          • While I appreciate your point in reference to the present, I would point out just how long ago the Native Americans had their land taken from them, and that violent struggle was very much part of the early response of some of them. I suspect that when as much time has passed for the Palestinians as for the Seminole, we’ll see better how similar or different things seem in the longer term.

          • Michael Wilson

            Hopefully they will come to use civilized means to achieve their ends the same way the Zionist attained their first state in the levantine territories of the Ottoman then British empires which the future Palestinians tried to wipe out. Until then I see no point in extending sovereignty to a nation dedicated to genocide and happy to murder their own citizens or any other in cold blood to achieve that genocide. I can’t understand why progressive Christians think we should.

          • Andrew Dowling

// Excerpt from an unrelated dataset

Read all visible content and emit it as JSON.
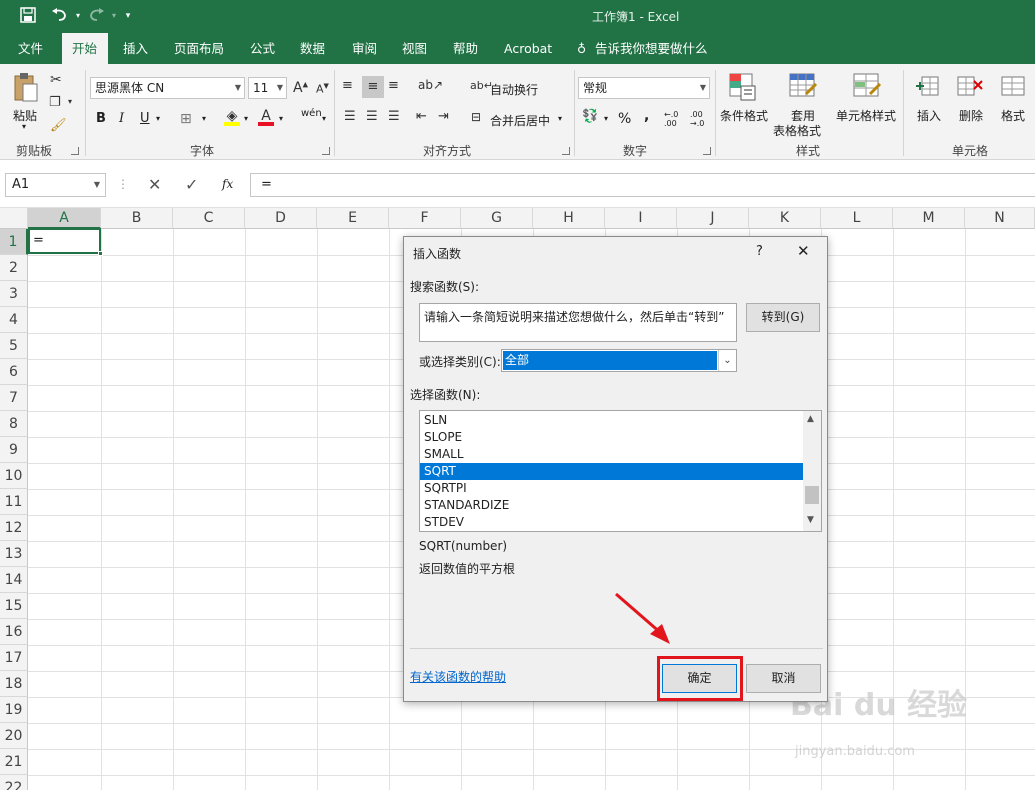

            There’s a difference between violent struggle and purposeful killing of civilians. I’ll concede the point that many Native American raids killed innocent women and children, but that was at a time when both sides were basically trying to wipe out the other completely. To claim Israel has been acting like the U.S. government did towards Indians circa 1820s-70s would be disingenuous . . the better analogy would be once the reservation system was dominant; and at that point you did not have bands of Sioux dynamiting wagons full of white children.

          • Michael Wilson

            Andrew, I think the anti-semitism of the Islamic world is the most important part of the equasion. Had the Turks settled Persians, Turks, or other Arabs in Palestine their would not have been this reation as we see with the Jews in Palestine. Even while the the Jews were not persecuted and evicted as in Europe, the Islamic world codified that Jews were second class citizens and those in Palestine still cannot accept Jews as legal and social equals as has happened in the west over the past few generations. But I have optimism that there as here the absurdity of racism will be exposed and the Islamic world is just a couple generations away from accepting Jews as equals.

  • Andrew Dowling

    Until the majority of Palestinians stop supporting groups that vow to eradicate all of the Jews and cheering the deaths of Jewish civilians in the streets, they IMO have conceded any moral authority.

    The Progressive community’s response to Israel and Palestine makes me sick as one who is very progressive. Yes, much of America’s support of Israel is based on ridiculous supercessionist theology . . yes, Israel has some Jewish hardliners who want to put the Palestinians under their boot . . but ultimately, whether you are indigenous peasants in Guatemalan villages, Irish Catholics in the ghettoes of Belfast, or Palestinians in Gaza, you have to decide whether your reaction to repression will be legitimate struggle or fundamentalist zealotry. So far, unlike my other two examples, Palestinian culture has embraced the latter . . political correctness be damned.

    It’s like (not a perfect analogy but bear with me) after the Civil War, if some African Americans had gotten together and formed a black state of Mississippi. Whites tried to invade and crush the state government, which defeats them and annexes a small white section of Alabama. Eventually Mississippi allows the small section to form their own government . .who promptly elect the Klu Klux Klan as their elected public administrators and policy makers, who vow to eradicate black people from all of North America. The KKK before and after getting elected also funds terror cells that blow up buses and cafes full of African American men, women, and children. So if the black state of Mississippi responds swiftly and strongly . . .who deserve the majority of the blame here?